When you write out the records, keep every line exactly as it is.

[Web page and app entries]
▬▬▬▬▬▬

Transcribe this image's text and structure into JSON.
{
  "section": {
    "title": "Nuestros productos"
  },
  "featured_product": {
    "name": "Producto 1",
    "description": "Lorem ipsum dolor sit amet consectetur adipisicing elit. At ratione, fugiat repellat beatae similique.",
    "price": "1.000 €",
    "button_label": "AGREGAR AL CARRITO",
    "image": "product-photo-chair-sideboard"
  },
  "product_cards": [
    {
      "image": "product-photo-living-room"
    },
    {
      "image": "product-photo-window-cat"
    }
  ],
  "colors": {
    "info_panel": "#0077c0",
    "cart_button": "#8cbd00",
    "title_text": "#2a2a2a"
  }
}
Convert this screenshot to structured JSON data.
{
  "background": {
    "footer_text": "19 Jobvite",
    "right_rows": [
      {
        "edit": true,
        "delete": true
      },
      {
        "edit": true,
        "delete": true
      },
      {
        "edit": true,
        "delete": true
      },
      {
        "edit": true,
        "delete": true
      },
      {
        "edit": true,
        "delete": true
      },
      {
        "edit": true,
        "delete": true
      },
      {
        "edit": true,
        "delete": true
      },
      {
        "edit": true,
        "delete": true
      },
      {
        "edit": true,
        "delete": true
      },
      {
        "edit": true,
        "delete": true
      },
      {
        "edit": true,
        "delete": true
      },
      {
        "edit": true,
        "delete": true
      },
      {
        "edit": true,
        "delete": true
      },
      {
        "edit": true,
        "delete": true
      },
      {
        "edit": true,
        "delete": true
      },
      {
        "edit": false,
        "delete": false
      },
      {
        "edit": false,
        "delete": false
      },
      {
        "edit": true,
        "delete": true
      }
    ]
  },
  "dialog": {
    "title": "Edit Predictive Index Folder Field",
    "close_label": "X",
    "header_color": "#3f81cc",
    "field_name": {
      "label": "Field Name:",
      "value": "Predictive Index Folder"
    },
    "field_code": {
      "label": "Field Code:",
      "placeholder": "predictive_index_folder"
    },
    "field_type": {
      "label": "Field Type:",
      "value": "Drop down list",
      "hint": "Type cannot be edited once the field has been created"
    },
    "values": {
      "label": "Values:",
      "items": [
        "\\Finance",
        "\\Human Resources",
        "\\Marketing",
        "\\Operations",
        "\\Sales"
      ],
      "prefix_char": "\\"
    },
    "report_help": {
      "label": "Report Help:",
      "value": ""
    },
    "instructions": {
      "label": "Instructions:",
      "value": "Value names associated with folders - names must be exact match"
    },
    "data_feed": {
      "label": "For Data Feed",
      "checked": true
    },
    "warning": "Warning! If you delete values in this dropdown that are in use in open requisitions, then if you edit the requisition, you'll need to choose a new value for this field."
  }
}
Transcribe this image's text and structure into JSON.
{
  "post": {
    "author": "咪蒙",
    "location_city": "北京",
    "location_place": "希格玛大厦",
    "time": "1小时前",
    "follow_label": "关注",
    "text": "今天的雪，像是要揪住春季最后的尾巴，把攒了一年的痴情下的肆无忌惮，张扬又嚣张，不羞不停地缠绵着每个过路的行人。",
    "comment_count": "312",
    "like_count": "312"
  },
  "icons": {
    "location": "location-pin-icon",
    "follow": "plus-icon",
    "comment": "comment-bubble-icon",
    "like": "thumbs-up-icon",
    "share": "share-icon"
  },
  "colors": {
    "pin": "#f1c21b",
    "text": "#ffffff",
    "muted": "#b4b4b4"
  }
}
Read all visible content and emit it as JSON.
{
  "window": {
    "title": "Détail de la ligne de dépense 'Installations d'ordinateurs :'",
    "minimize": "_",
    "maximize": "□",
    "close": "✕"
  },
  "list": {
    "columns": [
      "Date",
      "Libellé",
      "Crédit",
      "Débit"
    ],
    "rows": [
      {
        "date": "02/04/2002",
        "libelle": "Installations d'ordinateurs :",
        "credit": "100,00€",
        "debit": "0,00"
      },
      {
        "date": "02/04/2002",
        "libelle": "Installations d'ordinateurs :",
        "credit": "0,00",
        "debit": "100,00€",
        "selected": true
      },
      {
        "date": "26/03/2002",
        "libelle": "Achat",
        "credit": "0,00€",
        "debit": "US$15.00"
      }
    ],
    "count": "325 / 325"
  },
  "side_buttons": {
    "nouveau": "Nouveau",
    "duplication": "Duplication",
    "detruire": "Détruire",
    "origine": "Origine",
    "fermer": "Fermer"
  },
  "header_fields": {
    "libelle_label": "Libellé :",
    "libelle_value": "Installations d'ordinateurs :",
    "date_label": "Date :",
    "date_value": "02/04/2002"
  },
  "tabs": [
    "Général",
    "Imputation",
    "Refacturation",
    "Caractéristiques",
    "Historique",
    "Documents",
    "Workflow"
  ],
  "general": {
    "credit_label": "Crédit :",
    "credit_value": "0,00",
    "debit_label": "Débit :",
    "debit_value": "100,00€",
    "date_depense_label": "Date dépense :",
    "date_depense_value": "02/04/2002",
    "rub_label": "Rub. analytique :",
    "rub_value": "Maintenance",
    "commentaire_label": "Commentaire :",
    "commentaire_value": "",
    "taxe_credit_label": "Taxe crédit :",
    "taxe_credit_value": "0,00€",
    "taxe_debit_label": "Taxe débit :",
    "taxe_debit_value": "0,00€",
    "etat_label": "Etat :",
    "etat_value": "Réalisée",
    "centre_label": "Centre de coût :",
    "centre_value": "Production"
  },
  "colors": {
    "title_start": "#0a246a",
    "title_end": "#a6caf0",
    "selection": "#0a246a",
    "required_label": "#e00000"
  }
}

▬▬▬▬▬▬

Result of this task:
Transcribe this image's text and structure into JSON.
{
  "section": {
    "title": "Nuestros productos"
  },
  "featured_product": {
    "name": "Producto 1",
    "description": "Lorem ipsum dolor sit amet consectetur adipisicing elit. At ratione, fugiat repellat beatae similique.",
    "price": "1.000 €",
    "button_label": "AGREGAR AL CARRITO",
    "image": "product-photo-chair-sideboard"
  },
  "product_cards": [
    {
      "image": "product-photo-living-room"
    },
    {
      "image": "product-photo-window-cat"
    }
  ],
  "colors": {
    "info_panel": "#0077c0",
    "cart_button": "#8cbd00",
    "title_text": "#2a2a2a"
  }
}
Convert this screenshot to structured JSON data.
{
  "background": {
    "footer_text": "19 Jobvite",
    "right_rows": [
      {
        "edit": true,
        "delete": true
      },
      {
        "edit": true,
        "delete": true
      },
      {
        "edit": true,
        "delete": true
      },
      {
        "edit": true,
        "delete": true
      },
      {
        "edit": true,
        "delete": true
      },
      {
        "edit": true,
        "delete": true
      },
      {
        "edit": true,
        "delete": true
      },
      {
        "edit": true,
        "delete": true
      },
      {
        "edit": true,
        "delete": true
      },
      {
        "edit": true,
        "delete": true
      },
      {
        "edit": true,
        "delete": true
      },
      {
        "edit": true,
        "delete": true
      },
      {
        "edit": true,
        "delete": true
      },
      {
        "edit": true,
        "delete": true
      },
      {
        "edit": true,
        "delete": true
      },
      {
        "edit": false,
        "delete": false
      },
      {
        "edit": false,
        "delete": false
      },
      {
        "edit": true,
        "delete": true
      }
    ]
  },
  "dialog": {
    "title": "Edit Predictive Index Folder Field",
    "close_label": "X",
    "header_color": "#3f81cc",
    "field_name": {
      "label": "Field Name:",
      "value": "Predictive Index Folder"
    },
    "field_code": {
      "label": "Field Code:",
      "placeholder": "predictive_index_folder"
    },
    "field_type": {
      "label": "Field Type:",
      "value": "Drop down list",
      "hint": "Type cannot be edited once the field has been created"
    },
    "values": {
      "label": "Values:",
      "items": [
        "\\Finance",
        "\\Human Resources",
        "\\Marketing",
        "\\Operations",
        "\\Sales"
      ],
      "prefix_char": "\\"
    },
    "report_help": {
      "label": "Report Help:",
      "value": ""
    },
    "instructions": {
      "label": "Instructions:",
      "value": "Value names associated with folders - names must be exact match"
    },
    "data_feed": {
      "label": "For Data Feed",
      "checked": true
    },
    "warning": "Warning! If you delete values in this dropdown that are in use in open requisitions, then if you edit the requisition, you'll need to choose a new value for this field."
  }
}
Transcribe this image's text and structure into JSON.
{
  "post": {
    "author": "咪蒙",
    "location_city": "北京",
    "location_place": "希格玛大厦",
    "time": "1小时前",
    "follow_label": "关注",
    "text": "今天的雪，像是要揪住春季最后的尾巴，把攒了一年的痴情下的肆无忌惮，张扬又嚣张，不羞不停地缠绵着每个过路的行人。",
    "comment_count": "312",
    "like_count": "312"
  },
  "icons": {
    "location": "location-pin-icon",
    "follow": "plus-icon",
    "comment": "comment-bubble-icon",
    "like": "thumbs-up-icon",
    "share": "share-icon"
  },
  "colors": {
    "pin": "#f1c21b",
    "text": "#ffffff",
    "muted": "#b4b4b4"
  }
}
Read all visible content and emit it as JSON.
{
  "window": {
    "title": "Détail de la ligne de dépense 'Installations d'ordinateurs :'",
    "minimize": "_",
    "maximize": "□",
    "close": "✕"
  },
  "list": {
    "columns": [
      "Date",
      "Libellé",
      "Crédit",
      "Débit"
    ],
    "rows": [
      {
        "date": "02/04/2002",
        "libelle": "Installations d'ordinateurs :",
        "credit": "100,00€",
        "debit": "0,00"
      },
      {
        "date": "02/04/2002",
        "libelle": "Installations d'ordinateurs :",
        "credit": "0,00",
        "debit": "100,00€",
        "selected": true
      },
      {
        "date": "26/03/2002",
        "libelle": "Achat",
        "credit": "0,00€",
        "debit": "US$15.00"
      }
    ],
    "count": "325 / 325"
  },
  "side_buttons": {
    "nouveau": "Nouveau",
    "duplication": "Duplication",
    "detruire": "Détruire",
    "origine": "Origine",
    "fermer": "Fermer"
  },
  "header_fields": {
    "libelle_label": "Libellé :",
    "libelle_value": "Installations d'ordinateurs :",
    "date_label": "Date :",
    "date_value": "02/04/2002"
  },
  "tabs": [
    "Général",
    "Imputation",
    "Refacturation",
    "Caractéristiques",
    "Historique",
    "Documents",
    "Workflow"
  ],
  "general": {
    "credit_label": "Crédit :",
    "credit_value": "0,00",
    "debit_label": "Débit :",
    "debit_value": "100,00€",
    "date_depense_label": "Date dépense :",
    "date_depense_value": "02/04/2002",
    "rub_label": "Rub. analytique :",
    "rub_value": "Maintenance",
    "commentaire_label": "Commentaire :",
    "commentaire_value": "",
    "taxe_credit_label": "Taxe crédit :",
    "taxe_credit_value": "0,00€",
    "taxe_debit_label": "Taxe débit :",
    "taxe_debit_value": "0,00€",
    "etat_label": "Etat :",
    "etat_value": "Réalisée",
    "centre_label": "Centre de coût :",
    "centre_value": "Production"
  },
  "colors": {
    "title_start": "#0a246a",
    "title_end": "#a6caf0",
    "selection": "#0a246a",
    "required_label": "#e00000"
  }
}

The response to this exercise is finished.